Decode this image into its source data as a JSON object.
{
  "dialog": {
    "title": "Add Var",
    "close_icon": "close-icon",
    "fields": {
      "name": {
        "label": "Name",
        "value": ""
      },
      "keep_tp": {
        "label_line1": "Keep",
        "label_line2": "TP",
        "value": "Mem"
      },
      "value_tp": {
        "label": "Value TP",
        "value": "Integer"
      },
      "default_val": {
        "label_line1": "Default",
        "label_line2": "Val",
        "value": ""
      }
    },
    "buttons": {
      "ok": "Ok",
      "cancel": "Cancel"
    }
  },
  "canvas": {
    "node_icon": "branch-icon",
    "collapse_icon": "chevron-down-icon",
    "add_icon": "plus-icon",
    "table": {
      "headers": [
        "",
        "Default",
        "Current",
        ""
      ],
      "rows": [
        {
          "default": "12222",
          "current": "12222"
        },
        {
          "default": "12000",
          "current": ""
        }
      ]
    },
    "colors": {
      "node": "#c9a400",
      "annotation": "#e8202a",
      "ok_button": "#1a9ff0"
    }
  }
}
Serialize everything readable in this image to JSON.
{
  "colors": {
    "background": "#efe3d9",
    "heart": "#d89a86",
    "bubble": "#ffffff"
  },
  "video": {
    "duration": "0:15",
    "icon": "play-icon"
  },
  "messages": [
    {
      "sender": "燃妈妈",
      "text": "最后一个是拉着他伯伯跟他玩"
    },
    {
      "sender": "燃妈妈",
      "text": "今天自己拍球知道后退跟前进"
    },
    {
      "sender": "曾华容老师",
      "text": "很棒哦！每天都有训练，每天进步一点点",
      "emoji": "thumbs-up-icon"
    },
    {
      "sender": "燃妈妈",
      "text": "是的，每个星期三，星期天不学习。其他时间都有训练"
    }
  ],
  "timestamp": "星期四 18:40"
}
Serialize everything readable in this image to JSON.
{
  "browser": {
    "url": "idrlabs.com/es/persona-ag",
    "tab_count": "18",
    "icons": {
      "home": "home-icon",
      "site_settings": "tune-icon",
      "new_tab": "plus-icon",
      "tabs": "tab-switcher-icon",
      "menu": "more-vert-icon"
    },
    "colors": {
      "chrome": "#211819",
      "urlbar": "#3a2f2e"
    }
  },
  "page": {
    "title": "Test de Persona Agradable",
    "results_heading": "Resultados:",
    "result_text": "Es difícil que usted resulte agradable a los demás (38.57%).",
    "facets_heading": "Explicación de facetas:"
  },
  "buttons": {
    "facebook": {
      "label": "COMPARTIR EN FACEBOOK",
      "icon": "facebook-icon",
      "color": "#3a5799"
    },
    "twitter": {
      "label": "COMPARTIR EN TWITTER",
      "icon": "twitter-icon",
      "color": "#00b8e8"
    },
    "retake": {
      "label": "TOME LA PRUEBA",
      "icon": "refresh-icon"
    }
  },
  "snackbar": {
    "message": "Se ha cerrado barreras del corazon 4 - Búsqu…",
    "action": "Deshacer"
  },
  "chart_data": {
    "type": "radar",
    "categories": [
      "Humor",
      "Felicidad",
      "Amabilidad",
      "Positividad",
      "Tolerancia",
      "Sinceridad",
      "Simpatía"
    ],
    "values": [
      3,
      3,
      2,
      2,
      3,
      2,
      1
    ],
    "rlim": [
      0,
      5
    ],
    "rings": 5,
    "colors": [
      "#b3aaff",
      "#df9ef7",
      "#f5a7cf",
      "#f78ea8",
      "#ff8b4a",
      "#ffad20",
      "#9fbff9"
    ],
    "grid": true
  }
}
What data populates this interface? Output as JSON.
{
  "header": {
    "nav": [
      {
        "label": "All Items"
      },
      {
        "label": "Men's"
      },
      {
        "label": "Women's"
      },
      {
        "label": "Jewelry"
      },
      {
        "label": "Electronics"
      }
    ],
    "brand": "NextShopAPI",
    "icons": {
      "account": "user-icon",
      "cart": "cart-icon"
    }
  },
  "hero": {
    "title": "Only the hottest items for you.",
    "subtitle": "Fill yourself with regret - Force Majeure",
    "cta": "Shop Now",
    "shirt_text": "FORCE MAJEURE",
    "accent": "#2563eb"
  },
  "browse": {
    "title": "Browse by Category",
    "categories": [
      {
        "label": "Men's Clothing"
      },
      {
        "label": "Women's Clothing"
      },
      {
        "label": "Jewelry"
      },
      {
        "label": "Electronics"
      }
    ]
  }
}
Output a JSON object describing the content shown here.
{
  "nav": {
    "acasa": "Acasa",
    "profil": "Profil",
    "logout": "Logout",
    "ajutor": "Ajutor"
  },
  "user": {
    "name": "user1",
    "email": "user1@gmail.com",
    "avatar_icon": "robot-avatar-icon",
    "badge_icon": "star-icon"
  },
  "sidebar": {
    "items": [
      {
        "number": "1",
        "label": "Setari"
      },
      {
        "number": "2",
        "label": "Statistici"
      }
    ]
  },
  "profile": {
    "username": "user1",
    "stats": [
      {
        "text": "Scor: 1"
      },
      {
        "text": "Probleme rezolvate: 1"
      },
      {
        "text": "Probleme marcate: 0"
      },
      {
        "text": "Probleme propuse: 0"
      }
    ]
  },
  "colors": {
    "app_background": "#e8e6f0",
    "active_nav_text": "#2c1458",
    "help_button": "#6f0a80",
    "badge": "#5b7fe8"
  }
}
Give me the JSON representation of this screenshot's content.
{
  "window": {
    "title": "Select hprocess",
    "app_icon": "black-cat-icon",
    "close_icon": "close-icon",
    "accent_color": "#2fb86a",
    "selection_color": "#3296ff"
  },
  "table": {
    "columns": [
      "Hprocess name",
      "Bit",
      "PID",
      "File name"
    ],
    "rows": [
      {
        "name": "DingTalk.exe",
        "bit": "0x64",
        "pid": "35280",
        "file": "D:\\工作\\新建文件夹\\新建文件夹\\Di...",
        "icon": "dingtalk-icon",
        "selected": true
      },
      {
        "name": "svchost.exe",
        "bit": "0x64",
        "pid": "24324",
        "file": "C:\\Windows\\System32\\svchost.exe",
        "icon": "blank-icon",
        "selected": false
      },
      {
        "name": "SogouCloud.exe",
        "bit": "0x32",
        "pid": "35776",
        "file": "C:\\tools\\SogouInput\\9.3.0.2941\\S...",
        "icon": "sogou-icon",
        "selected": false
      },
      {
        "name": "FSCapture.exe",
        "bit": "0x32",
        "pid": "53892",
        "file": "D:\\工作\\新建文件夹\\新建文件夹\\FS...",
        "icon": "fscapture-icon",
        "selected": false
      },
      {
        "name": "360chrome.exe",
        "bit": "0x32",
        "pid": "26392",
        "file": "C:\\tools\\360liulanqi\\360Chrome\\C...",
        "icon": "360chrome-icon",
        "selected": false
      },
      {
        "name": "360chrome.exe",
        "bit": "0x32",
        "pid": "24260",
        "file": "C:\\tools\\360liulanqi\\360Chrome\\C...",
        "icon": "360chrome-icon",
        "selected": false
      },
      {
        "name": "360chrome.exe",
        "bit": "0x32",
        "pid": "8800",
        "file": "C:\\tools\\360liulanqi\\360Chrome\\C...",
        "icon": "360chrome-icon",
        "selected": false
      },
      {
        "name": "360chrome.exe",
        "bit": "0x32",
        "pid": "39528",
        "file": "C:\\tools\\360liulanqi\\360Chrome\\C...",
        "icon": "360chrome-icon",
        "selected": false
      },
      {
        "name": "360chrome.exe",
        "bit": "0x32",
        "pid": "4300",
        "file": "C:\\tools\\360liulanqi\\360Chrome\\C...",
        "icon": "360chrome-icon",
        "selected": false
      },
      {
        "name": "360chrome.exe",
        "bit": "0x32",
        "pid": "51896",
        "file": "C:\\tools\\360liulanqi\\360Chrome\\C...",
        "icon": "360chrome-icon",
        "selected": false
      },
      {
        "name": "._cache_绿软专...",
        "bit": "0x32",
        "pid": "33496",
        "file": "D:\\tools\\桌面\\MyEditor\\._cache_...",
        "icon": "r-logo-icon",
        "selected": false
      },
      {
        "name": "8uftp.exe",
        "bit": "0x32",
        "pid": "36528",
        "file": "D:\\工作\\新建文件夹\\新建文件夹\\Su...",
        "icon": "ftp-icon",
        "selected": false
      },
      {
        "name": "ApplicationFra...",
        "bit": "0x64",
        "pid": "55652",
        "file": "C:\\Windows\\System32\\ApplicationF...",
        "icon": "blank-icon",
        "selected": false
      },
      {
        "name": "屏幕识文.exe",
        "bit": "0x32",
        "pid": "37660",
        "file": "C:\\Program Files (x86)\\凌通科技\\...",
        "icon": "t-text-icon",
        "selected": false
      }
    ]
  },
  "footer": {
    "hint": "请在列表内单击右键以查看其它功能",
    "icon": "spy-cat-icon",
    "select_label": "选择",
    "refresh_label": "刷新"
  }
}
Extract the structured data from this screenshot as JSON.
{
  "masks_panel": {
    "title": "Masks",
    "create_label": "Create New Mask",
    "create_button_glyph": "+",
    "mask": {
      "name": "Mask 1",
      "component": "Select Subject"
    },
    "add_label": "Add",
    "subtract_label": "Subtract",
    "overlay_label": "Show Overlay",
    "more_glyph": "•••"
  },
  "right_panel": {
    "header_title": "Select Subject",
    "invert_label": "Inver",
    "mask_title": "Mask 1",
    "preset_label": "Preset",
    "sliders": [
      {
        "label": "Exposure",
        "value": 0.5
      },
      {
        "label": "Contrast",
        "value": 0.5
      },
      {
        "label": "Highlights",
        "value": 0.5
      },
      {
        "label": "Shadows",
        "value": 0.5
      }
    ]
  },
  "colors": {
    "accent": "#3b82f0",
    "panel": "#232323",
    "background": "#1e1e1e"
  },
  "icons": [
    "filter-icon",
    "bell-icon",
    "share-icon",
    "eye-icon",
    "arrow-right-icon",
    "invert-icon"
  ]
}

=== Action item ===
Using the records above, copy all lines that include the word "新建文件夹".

=== Expected answer ===
        "file": "D:\\工作\\新建文件夹\\新建文件夹\\Di...",
        "file": "D:\\工作\\新建文件夹\\新建文件夹\\FS...",
        "file": "D:\\工作\\新建文件夹\\新建文件夹\\Su...",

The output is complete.